Gov. Sonny Perdue and state school superintendent Brad Bryant announced the good news this week. Bryant pointed to improvement "across the board for all students in every subgroup."
The numbers certainly are impressive: African-American students improved their graduation rate to 75.8 percent, up 23 points from 2003. Hispanics posted a 77.6 percent rate, up more than 29 points, and economically disadvantaged students had a 76 percent rate, up more than 24 points since 2003.
Perdue credited the state's pioneering program of putting graduation coaches in all middle and high schools to focus on students at risk of dropping out - a program "no other state had even thought of," the governor said.
No doubt graduation coaches have had an impact, but no doubt it would have been even greater had Perdue not shifted the $40 million funding from a line item in the state budget to the general fund last year, allowing schools to spend the money as they pleased. As a result, at least 170 graduation coaches were cut out of 840 statewide. Cobb and Marietta were among school districts that stuck with most or all of their graduation coaches despite temptations to balance the budget by cutting these counselors.
A far weightier issue is the method used by Georgia education officials to calculate the graduation rate. It's called the "leaver rate," used by more than 30 states. But this method relies on incomplete dropout data and other information, critics say.
Various reports suggest that Georgia's graduation rate, using a different method, was less than 60 percent in 2007 and 2005. For example, the EPE Research Center in its report last June pegged the rate at 58.1 percent for the class of 2005 versus a national average of 70.6 percent. Georgia ranked sixth from the bottom among all the states, according to the research center which said on average 331 students were dropping out every school day in Georgia.
The idea that the rate has vaulted to almost 81 percent was greeted with skepticism by the EPE research director. On that point, state Superintendent Bryant virtually conceded, saying Georgia is going along with a nationwide move to the "cohort rate" of figuring the percentage of students that graduate. It's supposed to be "more fair."
The cohort method will track students through grades 9-12 to the point where they have diplomas in their hands. And it will mean a drop in Georgia's graduation rate, Bryant admits, saying the state board of education is expecting this to happen. But he has said he's more concerned about keeping the graduation rate on an uptrend.

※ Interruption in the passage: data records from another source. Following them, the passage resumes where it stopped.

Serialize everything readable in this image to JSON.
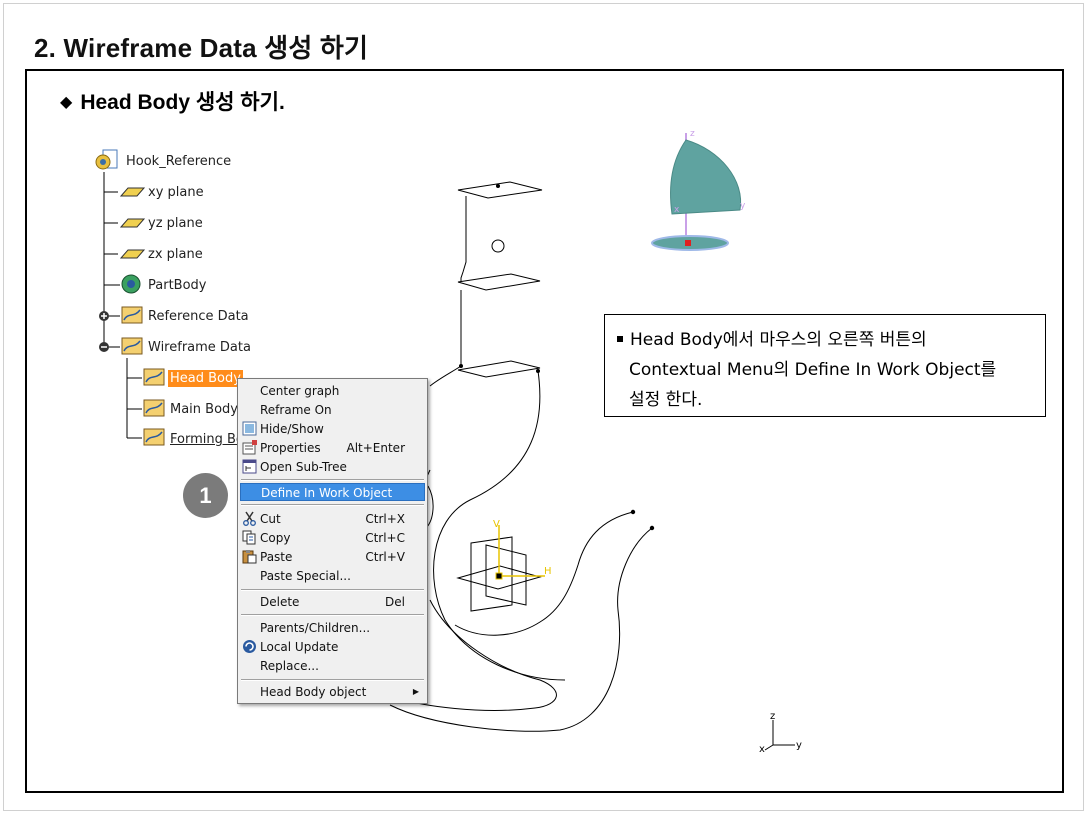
{
  "slide": {
    "title": "2. Wireframe Data 생성 하기",
    "subheading": "Head Body 생성 하기.",
    "subheading_bullet": "◆"
  },
  "tree": {
    "root": "Hook_Reference",
    "items": [
      {
        "label": "xy plane",
        "icon": "plane-icon"
      },
      {
        "label": "yz plane",
        "icon": "plane-icon"
      },
      {
        "label": "zx plane",
        "icon": "plane-icon"
      },
      {
        "label": "PartBody",
        "icon": "partbody-icon"
      },
      {
        "label": "Reference Data",
        "icon": "geometrical-set-icon"
      },
      {
        "label": "Wireframe Data",
        "icon": "geometrical-set-icon"
      }
    ],
    "children": [
      {
        "label": "Head Body",
        "icon": "geometrical-set-icon",
        "state": "selected"
      },
      {
        "label": "Main Body",
        "icon": "geometrical-set-icon"
      },
      {
        "label": "Forming Bo",
        "icon": "geometrical-set-icon",
        "state": "in-work"
      }
    ]
  },
  "context_menu": {
    "center_graph": "Center graph",
    "reframe_on": "Reframe On",
    "hide_show": "Hide/Show",
    "properties": "Properties",
    "properties_shortcut": "Alt+Enter",
    "open_sub_tree": "Open Sub-Tree",
    "define_in_work_object": "Define In Work Object",
    "cut": "Cut",
    "cut_shortcut": "Ctrl+X",
    "copy": "Copy",
    "copy_shortcut": "Ctrl+C",
    "paste": "Paste",
    "paste_shortcut": "Ctrl+V",
    "paste_special": "Paste Special...",
    "delete": "Delete",
    "delete_shortcut": "Del",
    "parents_children": "Parents/Children...",
    "local_update": "Local Update",
    "replace": "Replace...",
    "head_body_object": "Head Body object",
    "highlight_color": "#3d8ee4"
  },
  "step_badge": "1",
  "callout": {
    "line1": "Head Body에서 마우스의 오른쪽 버튼의",
    "line2": "Contextual Menu의 Define In Work Object를",
    "line3": "설정 한다."
  },
  "compass_labels": {
    "z": "z",
    "y": "y",
    "x": "x"
  },
  "axis_labels": {
    "v": "V",
    "h": "H",
    "z": "z",
    "y": "y",
    "x": "x"
  },
  "colors": {
    "selection": "#ff8c1a",
    "compass_fill": "#5fa3a0",
    "axis_yellow": "#e8c400"
  }
}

That's all the people of Georgia need - another big letdown on educational achievement because of still another change in methodology. Can we get it right this time?